Why Coco Gauff Can Turn The Tables On Osaka in Melbourne
- 23 Jan 2020
It wasn’t so much the match in itself, but the scene that followed it, that made Naomi Osaka and Coco’s Gauff US Open R3 duel one to remember and arguably one of the most powerful sports moment of the year.
— Amazon Prime Video Sport (@primevideosport) September 1, 2019
Coco Gauff had just conceded the harshest loss of her young career (6-3, 6-0) but she moved the whole of America, and the world, by breaking into tears after the match. The Japanese, who knew how sorrow in New York tasted like since the previous edition, insisted Gauff took the stage and shared the post-match interview with her.
“You guys raised an amazing player,” Osaka said of her young opponent, whose tears kept on flowing. Gauff would eventually piece her heart back together and deliver a heartfelt, mature-way-beyond-her-years speech to an ever-overwhelming Arthur Ashe crowd.
In Melbourne, Coco Gauff earned herself a shot at revenge with a hard-fought R2 win against Sorana Cirstea that almost symmetrically echoed her US Open R2 win against Time Babos: Packed court, third-set comeback and loud celebration.
— #AusOpen (@AustralianOpen) January 22, 2020
After taking the scenic route — again — to make it to the third round, Coco Gauff will find herself at the same crossroads than four months ago this Friday. The question is, how do you find your way to the top when it felt so steep the last time?
Well, Gauff can try and take a page out of fellow Mouratoglou Academy player Stefanos Tsitsipas’ book. Last year, the Greek had left Melbourne demoralized after a 6-2, 6-4, 6-0 semifinal loss to the Spaniard… only to defeat him four months later on clay, in Madrid, his home tournament. Somehow, the Australian Open — the ‘Asia-Pacific Slam’ — is Osaka’s home tournament too…
Patrick Mouratoglou, Gauff’s mentor and part-time adviser, had his word on what Gauff needs to do to have a chance against Osaka.
“The US Open match was very special with Coco, in the US, against Naomi, who was the defending champion, in the biggest stadium in the world. Coco couldn’t handle it emotionally and was very nervous and defensive, while Naomi played at an incredible level.
I believe it will be different this time because Coco is a better player. She improves incredibly fast, serves better, is more consistent from both sides and trusts more her backhand.
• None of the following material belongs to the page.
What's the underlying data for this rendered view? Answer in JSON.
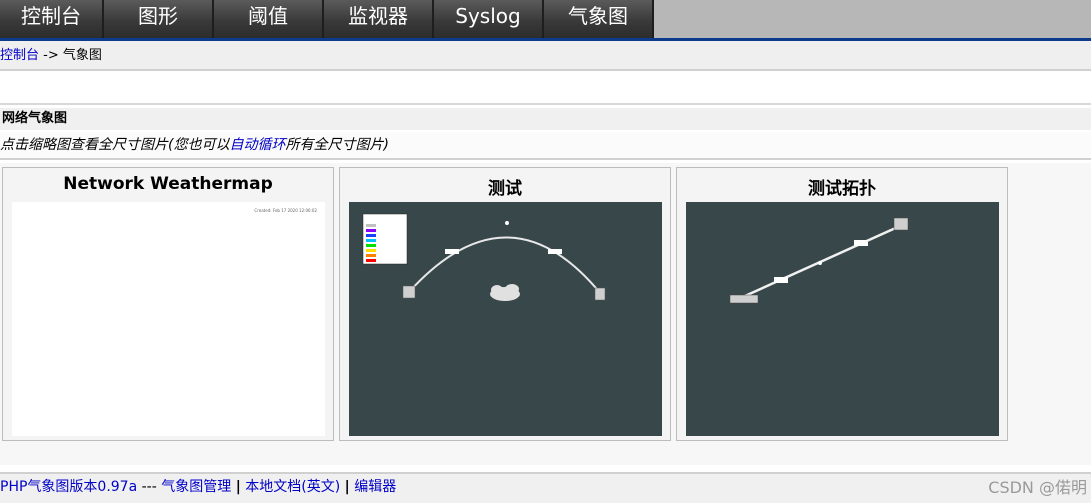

And of course, she has more experience — which is strange to say of someone aged 15 —, has beaten her idol Venus a second time, has played in big stadiums… I think she will be more excited than stressed for this one — she will have ‘positive stress’.
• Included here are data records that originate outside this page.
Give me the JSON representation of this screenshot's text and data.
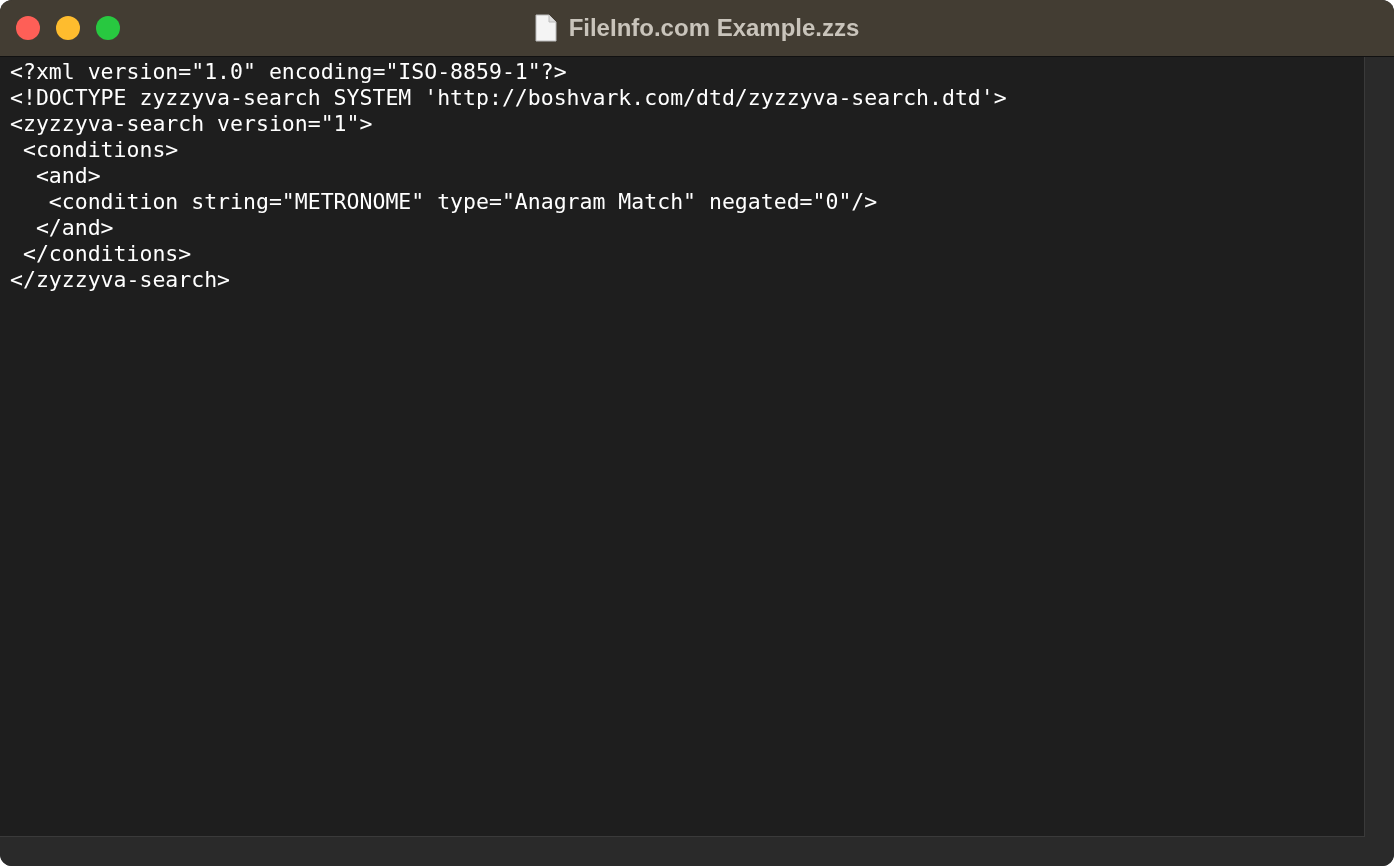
{
  "window": {
    "title": "FileInfo.com Example.zzs"
  },
  "editor": {
    "lines": [
      "<?xml version=\"1.0\" encoding=\"ISO-8859-1\"?>",
      "<!DOCTYPE zyzzyva-search SYSTEM 'http://boshvark.com/dtd/zyzzyva-search.dtd'>",
      "<zyzzyva-search version=\"1\">",
      " <conditions>",
      "  <and>",
      "   <condition string=\"METRONOME\" type=\"Anagram Match\" negated=\"0\"/>",
      "  </and>",
      " </conditions>",
      "</zyzzyva-search>"
    ]
  }
}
Coco will need to play different from the US Open to have a chance. She will have to express her tennis; be more aggressive and dictate the point to cause more problems to Naomi. In women’s tennis, what matters most is how you enter the point: serve and return. It’s important that she refuses to step back. Sometimes, she relies too much on her footwork because she has an amazing defence. But she will have to create opportunities for herself.”
If Coco Gauff does all that, then she might go from 6-3, 6-0 to hero.